App and web page records
========
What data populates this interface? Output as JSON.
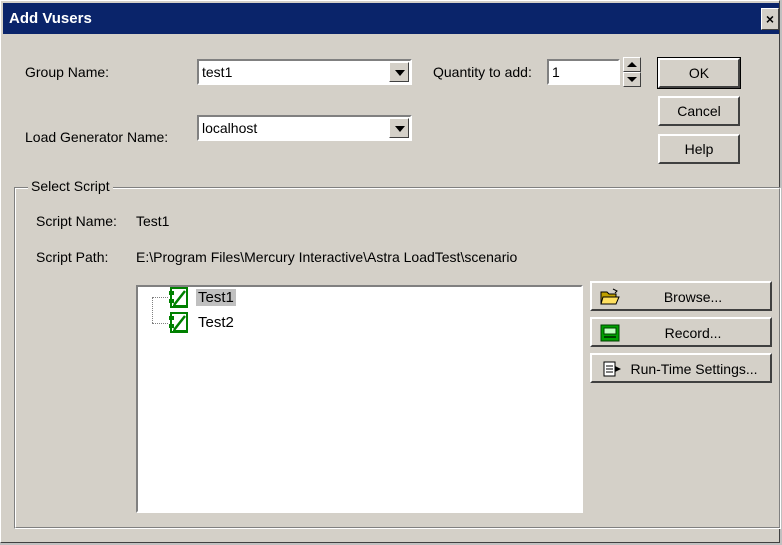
{
  "window": {
    "title": "Add Vusers",
    "close_glyph": "×"
  },
  "form": {
    "group_name_label": "Group Name:",
    "group_name_value": "test1",
    "load_generator_label": "Load Generator Name:",
    "load_generator_value": "localhost",
    "quantity_label": "Quantity to add:",
    "quantity_value": "1"
  },
  "buttons": {
    "ok": "OK",
    "cancel": "Cancel",
    "help": "Help"
  },
  "select_script": {
    "group_label": "Select Script",
    "script_name_label": "Script Name:",
    "script_name_value": "Test1",
    "script_path_label": "Script Path:",
    "script_path_value": "E:\\Program Files\\Mercury Interactive\\Astra LoadTest\\scenario",
    "scripts": [
      {
        "name": "Test1",
        "icon": "script-icon",
        "selected": true
      },
      {
        "name": "Test2",
        "icon": "script-icon",
        "selected": false
      }
    ],
    "browse_label": "Browse...",
    "record_label": "Record...",
    "runtime_label": "Run-Time Settings..."
  },
  "colors": {
    "titlebar": "#0a246a",
    "face": "#d4d0c8",
    "script_icon": "#008000"
  }
}
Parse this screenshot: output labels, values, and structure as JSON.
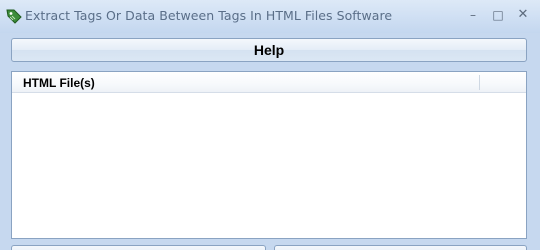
{
  "window": {
    "title": "Extract Tags Or Data Between Tags In HTML Files Software",
    "icon": "app-tag-icon",
    "controls": {
      "minimize": "–",
      "maximize": "□",
      "close": "✕"
    }
  },
  "toolbar": {
    "help_label": "Help"
  },
  "file_list": {
    "columns": [
      "HTML File(s)"
    ],
    "rows": []
  },
  "colors": {
    "window_background": "#c6d8ef",
    "border": "#8aa3c2",
    "title_text": "#5a6e88"
  }
}
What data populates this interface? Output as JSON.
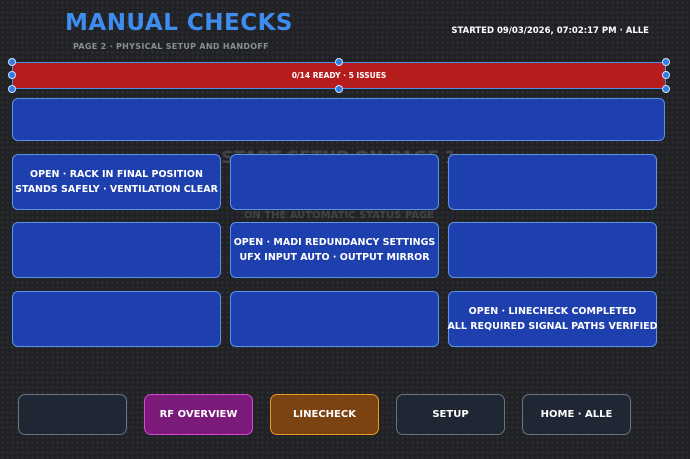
{
  "header": {
    "title": "MANUAL CHECKS",
    "subtitle": "PAGE 2 · PHYSICAL SETUP AND HANDOFF",
    "started": "STARTED 09/03/2026, 07:02:17 PM · ALLE"
  },
  "status_bar": {
    "text": "0/14 READY · 5 ISSUES",
    "color": "#b71c1c"
  },
  "background_hint": {
    "line1": "START SETUP ON PAGE 1",
    "line2": "ON THE AUTOMATIC STATUS PAGE"
  },
  "checks": {
    "top_wide": {
      "line1": "",
      "line2": ""
    },
    "r1c1": {
      "line1": "OPEN · RACK IN FINAL POSITION",
      "line2": "STANDS SAFELY · VENTILATION CLEAR"
    },
    "r1c2": {
      "line1": "",
      "line2": ""
    },
    "r1c3": {
      "line1": "",
      "line2": ""
    },
    "r2c1": {
      "line1": "",
      "line2": ""
    },
    "r2c2": {
      "line1": "OPEN · MADI REDUNDANCY SETTINGS",
      "line2": "UFX INPUT AUTO · OUTPUT MIRROR"
    },
    "r2c3": {
      "line1": "",
      "line2": ""
    },
    "r3c1": {
      "line1": "",
      "line2": ""
    },
    "r3c2": {
      "line1": "",
      "line2": ""
    },
    "r3c3": {
      "line1": "OPEN · LINECHECK COMPLETED",
      "line2": "ALL REQUIRED SIGNAL PATHS VERIFIED"
    }
  },
  "nav": {
    "blank": "",
    "rf_overview": "RF OVERVIEW",
    "linecheck": "LINECHECK",
    "setup": "SETUP",
    "home": "HOME · ALLE"
  },
  "colors": {
    "accent": "#3f8cf0",
    "card": "#1e3fae",
    "rf_overview": "#7b1a7b",
    "linecheck": "#7a4311",
    "nav_default": "#1f2734"
  }
}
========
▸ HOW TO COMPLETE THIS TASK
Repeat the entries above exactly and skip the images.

▸ SOLUTION TO THE EXERCISE
What data populates this interface? Output as JSON.
{
  "window": {
    "title": "Add Vusers",
    "close_glyph": "×"
  },
  "form": {
    "group_name_label": "Group Name:",
    "group_name_value": "test1",
    "load_generator_label": "Load Generator Name:",
    "load_generator_value": "localhost",
    "quantity_label": "Quantity to add:",
    "quantity_value": "1"
  },
  "buttons": {
    "ok": "OK",
    "cancel": "Cancel",
    "help": "Help"
  },
  "select_script": {
    "group_label": "Select Script",
    "script_name_label": "Script Name:",
    "script_name_value": "Test1",
    "script_path_label": "Script Path:",
    "script_path_value": "E:\\Program Files\\Mercury Interactive\\Astra LoadTest\\scenario",
    "scripts": [
      {
        "name": "Test1",
        "icon": "script-icon",
        "selected": true
      },
      {
        "name": "Test2",
        "icon": "script-icon",
        "selected": false
      }
    ],
    "browse_label": "Browse...",
    "record_label": "Record...",
    "runtime_label": "Run-Time Settings..."
  },
  "colors": {
    "titlebar": "#0a246a",
    "face": "#d4d0c8",
    "script_icon": "#008000"
  }
}
Parse this screenshot: output labels, values, and structure as JSON.
{
  "window": {
    "title": "Extract Tags Or Data Between Tags In HTML Files Software",
    "icon": "app-tag-icon",
    "controls": {
      "minimize": "–",
      "maximize": "□",
      "close": "✕"
    }
  },
  "toolbar": {
    "help_label": "Help"
  },
  "file_list": {
    "columns": [
      "HTML File(s)"
    ],
    "rows": []
  },
  "colors": {
    "window_background": "#c6d8ef",
    "border": "#8aa3c2",
    "title_text": "#5a6e88"
  }
}
What data populates this interface? Output as JSON.
{
  "header": {
    "title": "MANUAL CHECKS",
    "subtitle": "PAGE 2 · PHYSICAL SETUP AND HANDOFF",
    "started": "STARTED 09/03/2026, 07:02:17 PM · ALLE"
  },
  "status_bar": {
    "text": "0/14 READY · 5 ISSUES",
    "color": "#b71c1c"
  },
  "background_hint": {
    "line1": "START SETUP ON PAGE 1",
    "line2": "ON THE AUTOMATIC STATUS PAGE"
  },
  "checks": {
    "top_wide": {
      "line1": "",
      "line2": ""
    },
    "r1c1": {
      "line1": "OPEN · RACK IN FINAL POSITION",
      "line2": "STANDS SAFELY · VENTILATION CLEAR"
    },
    "r1c2": {
      "line1": "",
      "line2": ""
    },
    "r1c3": {
      "line1": "",
      "line2": ""
    },
    "r2c1": {
      "line1": "",
      "line2": ""
    },
    "r2c2": {
      "line1": "OPEN · MADI REDUNDANCY SETTINGS",
      "line2": "UFX INPUT AUTO · OUTPUT MIRROR"
    },
    "r2c3": {
      "line1": "",
      "line2": ""
    },
    "r3c1": {
      "line1": "",
      "line2": ""
    },
    "r3c2": {
      "line1": "",
      "line2": ""
    },
    "r3c3": {
      "line1": "OPEN · LINECHECK COMPLETED",
      "line2": "ALL REQUIRED SIGNAL PATHS VERIFIED"
    }
  },
  "nav": {
    "blank": "",
    "rf_overview": "RF OVERVIEW",
    "linecheck": "LINECHECK",
    "setup": "SETUP",
    "home": "HOME · ALLE"
  },
  "colors": {
    "accent": "#3f8cf0",
    "card": "#1e3fae",
    "rf_overview": "#7b1a7b",
    "linecheck": "#7a4311",
    "nav_default": "#1f2734"
  }
}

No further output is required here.